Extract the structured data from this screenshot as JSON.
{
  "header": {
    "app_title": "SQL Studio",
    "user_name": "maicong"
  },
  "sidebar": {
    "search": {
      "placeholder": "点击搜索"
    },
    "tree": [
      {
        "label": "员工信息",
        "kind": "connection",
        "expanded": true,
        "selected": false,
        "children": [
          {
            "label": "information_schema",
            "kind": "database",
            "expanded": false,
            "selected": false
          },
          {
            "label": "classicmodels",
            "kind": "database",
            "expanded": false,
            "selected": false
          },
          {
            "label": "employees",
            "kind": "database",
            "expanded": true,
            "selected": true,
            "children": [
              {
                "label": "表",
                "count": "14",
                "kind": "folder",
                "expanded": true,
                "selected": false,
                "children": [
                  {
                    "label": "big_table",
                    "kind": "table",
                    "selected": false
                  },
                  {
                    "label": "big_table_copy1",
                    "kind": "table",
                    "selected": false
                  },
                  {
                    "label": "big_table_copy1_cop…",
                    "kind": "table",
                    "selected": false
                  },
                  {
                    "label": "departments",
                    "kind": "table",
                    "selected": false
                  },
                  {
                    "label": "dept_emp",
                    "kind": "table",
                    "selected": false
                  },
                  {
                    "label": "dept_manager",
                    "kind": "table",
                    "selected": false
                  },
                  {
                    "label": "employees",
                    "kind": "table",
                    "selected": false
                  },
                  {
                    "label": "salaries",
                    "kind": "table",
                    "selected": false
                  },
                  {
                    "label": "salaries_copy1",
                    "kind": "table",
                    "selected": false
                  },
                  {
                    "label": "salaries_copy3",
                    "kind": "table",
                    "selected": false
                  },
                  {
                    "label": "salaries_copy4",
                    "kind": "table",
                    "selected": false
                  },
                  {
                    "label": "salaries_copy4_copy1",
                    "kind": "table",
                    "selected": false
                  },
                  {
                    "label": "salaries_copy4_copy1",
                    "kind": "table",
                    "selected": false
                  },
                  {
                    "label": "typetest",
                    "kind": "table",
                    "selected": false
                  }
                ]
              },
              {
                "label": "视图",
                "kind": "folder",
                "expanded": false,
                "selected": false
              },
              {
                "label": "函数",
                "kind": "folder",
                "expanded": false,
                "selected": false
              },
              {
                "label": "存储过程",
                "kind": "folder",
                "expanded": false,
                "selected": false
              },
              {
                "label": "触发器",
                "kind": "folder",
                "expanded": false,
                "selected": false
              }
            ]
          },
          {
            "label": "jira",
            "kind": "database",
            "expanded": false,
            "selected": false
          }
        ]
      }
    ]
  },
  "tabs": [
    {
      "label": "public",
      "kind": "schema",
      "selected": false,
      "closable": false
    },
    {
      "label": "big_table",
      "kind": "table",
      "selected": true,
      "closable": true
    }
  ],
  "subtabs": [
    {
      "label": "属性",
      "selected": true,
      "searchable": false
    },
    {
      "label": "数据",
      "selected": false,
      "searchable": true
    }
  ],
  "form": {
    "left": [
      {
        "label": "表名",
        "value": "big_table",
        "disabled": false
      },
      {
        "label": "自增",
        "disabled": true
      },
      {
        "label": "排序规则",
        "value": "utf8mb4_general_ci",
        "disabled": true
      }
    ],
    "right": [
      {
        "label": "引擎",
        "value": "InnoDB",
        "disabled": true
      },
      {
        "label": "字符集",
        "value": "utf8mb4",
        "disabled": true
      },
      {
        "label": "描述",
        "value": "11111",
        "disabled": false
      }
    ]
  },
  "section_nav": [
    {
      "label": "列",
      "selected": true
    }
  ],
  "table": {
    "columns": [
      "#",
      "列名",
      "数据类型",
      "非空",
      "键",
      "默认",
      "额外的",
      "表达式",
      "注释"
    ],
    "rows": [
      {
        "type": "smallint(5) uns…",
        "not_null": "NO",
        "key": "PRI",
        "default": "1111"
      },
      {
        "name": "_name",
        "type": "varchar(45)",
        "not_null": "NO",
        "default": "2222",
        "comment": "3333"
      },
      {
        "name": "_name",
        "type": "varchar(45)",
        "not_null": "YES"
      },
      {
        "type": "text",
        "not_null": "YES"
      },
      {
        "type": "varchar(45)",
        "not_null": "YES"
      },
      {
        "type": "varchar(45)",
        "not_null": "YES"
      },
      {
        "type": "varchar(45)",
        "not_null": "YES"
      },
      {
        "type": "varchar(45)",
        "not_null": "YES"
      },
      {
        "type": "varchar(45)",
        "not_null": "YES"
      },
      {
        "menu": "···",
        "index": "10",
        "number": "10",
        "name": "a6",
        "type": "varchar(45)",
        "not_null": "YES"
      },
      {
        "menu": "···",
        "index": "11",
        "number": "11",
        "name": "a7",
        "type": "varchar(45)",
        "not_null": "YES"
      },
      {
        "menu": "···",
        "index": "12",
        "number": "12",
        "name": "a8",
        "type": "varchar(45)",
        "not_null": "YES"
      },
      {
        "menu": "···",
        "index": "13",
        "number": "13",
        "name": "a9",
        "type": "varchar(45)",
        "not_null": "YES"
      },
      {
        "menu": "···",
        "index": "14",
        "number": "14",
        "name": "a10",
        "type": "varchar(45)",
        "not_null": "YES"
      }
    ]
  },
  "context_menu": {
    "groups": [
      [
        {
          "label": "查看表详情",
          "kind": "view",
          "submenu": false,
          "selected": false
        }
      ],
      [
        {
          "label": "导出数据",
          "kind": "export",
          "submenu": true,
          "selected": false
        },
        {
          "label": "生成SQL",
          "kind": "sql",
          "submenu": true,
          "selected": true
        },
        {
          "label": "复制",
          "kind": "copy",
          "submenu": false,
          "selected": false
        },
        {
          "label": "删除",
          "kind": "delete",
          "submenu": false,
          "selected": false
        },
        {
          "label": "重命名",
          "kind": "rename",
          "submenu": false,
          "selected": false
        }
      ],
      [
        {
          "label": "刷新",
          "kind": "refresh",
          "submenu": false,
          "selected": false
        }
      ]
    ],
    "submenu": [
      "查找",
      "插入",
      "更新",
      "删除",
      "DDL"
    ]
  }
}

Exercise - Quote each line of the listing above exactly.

Response area -
Extract the structured data from this screenshot as JSON.
{
  "header": {
    "app_title": "SQL Studio",
    "user_name": "maicong"
  },
  "sidebar": {
    "search": {
      "placeholder": "点击搜索"
    },
    "tree": [
      {
        "label": "员工信息",
        "kind": "connection",
        "expanded": true,
        "selected": false,
        "children": [
          {
            "label": "information_schema",
            "kind": "database",
            "expanded": false,
            "selected": false
          },
          {
            "label": "classicmodels",
            "kind": "database",
            "expanded": false,
            "selected": false
          },
          {
            "label": "employees",
            "kind": "database",
            "expanded": true,
            "selected": true,
            "children": [
              {
                "label": "表",
                "count": "14",
                "kind": "folder",
                "expanded": true,
                "selected": false,
                "children": [
                  {
                    "label": "big_table",
                    "kind": "table",
                    "selected": false
                  },
                  {
                    "label": "big_table_copy1",
                    "kind": "table",
                    "selected": false
                  },
                  {
                    "label": "big_table_copy1_cop…",
                    "kind": "table",
                    "selected": false
                  },
                  {
                    "label": "departments",
                    "kind": "table",
                    "selected": false
                  },
                  {
                    "label": "dept_emp",
                    "kind": "table",
                    "selected": false
                  },
                  {
                    "label": "dept_manager",
                    "kind": "table",
                    "selected": false
                  },
                  {
                    "label": "employees",
                    "kind": "table",
                    "selected": false
                  },
                  {
                    "label": "salaries",
                    "kind": "table",
                    "selected": false
                  },
                  {
                    "label": "salaries_copy1",
                    "kind": "table",
                    "selected": false
                  },
                  {
                    "label": "salaries_copy3",
                    "kind": "table",
                    "selected": false
                  },
                  {
                    "label": "salaries_copy4",
                    "kind": "table",
                    "selected": false
                  },
                  {
                    "label": "salaries_copy4_copy1",
                    "kind": "table",
                    "selected": false
                  },
                  {
                    "label": "salaries_copy4_copy1",
                    "kind": "table",
                    "selected": false
                  },
                  {
                    "label": "typetest",
                    "kind": "table",
                    "selected": false
                  }
                ]
              },
              {
                "label": "视图",
                "kind": "folder",
                "expanded": false,
                "selected": false
              },
              {
                "label": "函数",
                "kind": "folder",
                "expanded": false,
                "selected": false
              },
              {
                "label": "存储过程",
                "kind": "folder",
                "expanded": false,
                "selected": false
              },
              {
                "label": "触发器",
                "kind": "folder",
                "expanded": false,
                "selected": false
              }
            ]
          },
          {
            "label": "jira",
            "kind": "database",
            "expanded": false,
            "selected": false
          }
        ]
      }
    ]
  },
  "tabs": [
    {
      "label": "public",
      "kind": "schema",
      "selected": false,
      "closable": false
    },
    {
      "label": "big_table",
      "kind": "table",
      "selected": true,
      "closable": true
    }
  ],
  "subtabs": [
    {
      "label": "属性",
      "selected": true,
      "searchable": false
    },
    {
      "label": "数据",
      "selected": false,
      "searchable": true
    }
  ],
  "form": {
    "left": [
      {
        "label": "表名",
        "value": "big_table",
        "disabled": false
      },
      {
        "label": "自增",
        "disabled": true
      },
      {
        "label": "排序规则",
        "value": "utf8mb4_general_ci",
        "disabled": true
      }
    ],
    "right": [
      {
        "label": "引擎",
        "value": "InnoDB",
        "disabled": true
      },
      {
        "label": "字符集",
        "value": "utf8mb4",
        "disabled": true
      },
      {
        "label": "描述",
        "value": "11111",
        "disabled": false
      }
    ]
  },
  "section_nav": [
    {
      "label": "列",
      "selected": true
    }
  ],
  "table": {
    "columns": [
      "#",
      "列名",
      "数据类型",
      "非空",
      "键",
      "默认",
      "额外的",
      "表达式",
      "注释"
    ],
    "rows": [
      {
        "type": "smallint(5) uns…",
        "not_null": "NO",
        "key": "PRI",
        "default": "1111"
      },
      {
        "name": "_name",
        "type": "varchar(45)",
        "not_null": "NO",
        "default": "2222",
        "comment": "3333"
      },
      {
        "name": "_name",
        "type": "varchar(45)",
        "not_null": "YES"
      },
      {
        "type": "text",
        "not_null": "YES"
      },
      {
        "type": "varchar(45)",
        "not_null": "YES"
      },
      {
        "type": "varchar(45)",
        "not_null": "YES"
      },
      {
        "type": "varchar(45)",
        "not_null": "YES"
      },
      {
        "type": "varchar(45)",
        "not_null": "YES"
      },
      {
        "type": "varchar(45)",
        "not_null": "YES"
      },
      {
        "menu": "···",
        "index": "10",
        "number": "10",
        "name": "a6",
        "type": "varchar(45)",
        "not_null": "YES"
      },
      {
        "menu": "···",
        "index": "11",
        "number": "11",
        "name": "a7",
        "type": "varchar(45)",
        "not_null": "YES"
      },
      {
        "menu": "···",
        "index": "12",
        "number": "12",
        "name": "a8",
        "type": "varchar(45)",
        "not_null": "YES"
      },
      {
        "menu": "···",
        "index": "13",
        "number": "13",
        "name": "a9",
        "type": "varchar(45)",
        "not_null": "YES"
      },
      {
        "menu": "···",
        "index": "14",
        "number": "14",
        "name": "a10",
        "type": "varchar(45)",
        "not_null": "YES"
      }
    ]
  },
  "context_menu": {
    "groups": [
      [
        {
          "label": "查看表详情",
          "kind": "view",
          "submenu": false,
          "selected": false
        }
      ],
      [
        {
          "label": "导出数据",
          "kind": "export",
          "submenu": true,
          "selected": false
        },
        {
          "label": "生成SQL",
          "kind": "sql",
          "submenu": true,
          "selected": true
        },
        {
          "label": "复制",
          "kind": "copy",
          "submenu": false,
          "selected": false
        },
        {
          "label": "删除",
          "kind": "delete",
          "submenu": false,
          "selected": false
        },
        {
          "label": "重命名",
          "kind": "rename",
          "submenu": false,
          "selected": false
        }
      ],
      [
        {
          "label": "刷新",
          "kind": "refresh",
          "submenu": false,
          "selected": false
        }
      ]
    ],
    "submenu": [
      "查找",
      "插入",
      "更新",
      "删除",
      "DDL"
    ]
  }
}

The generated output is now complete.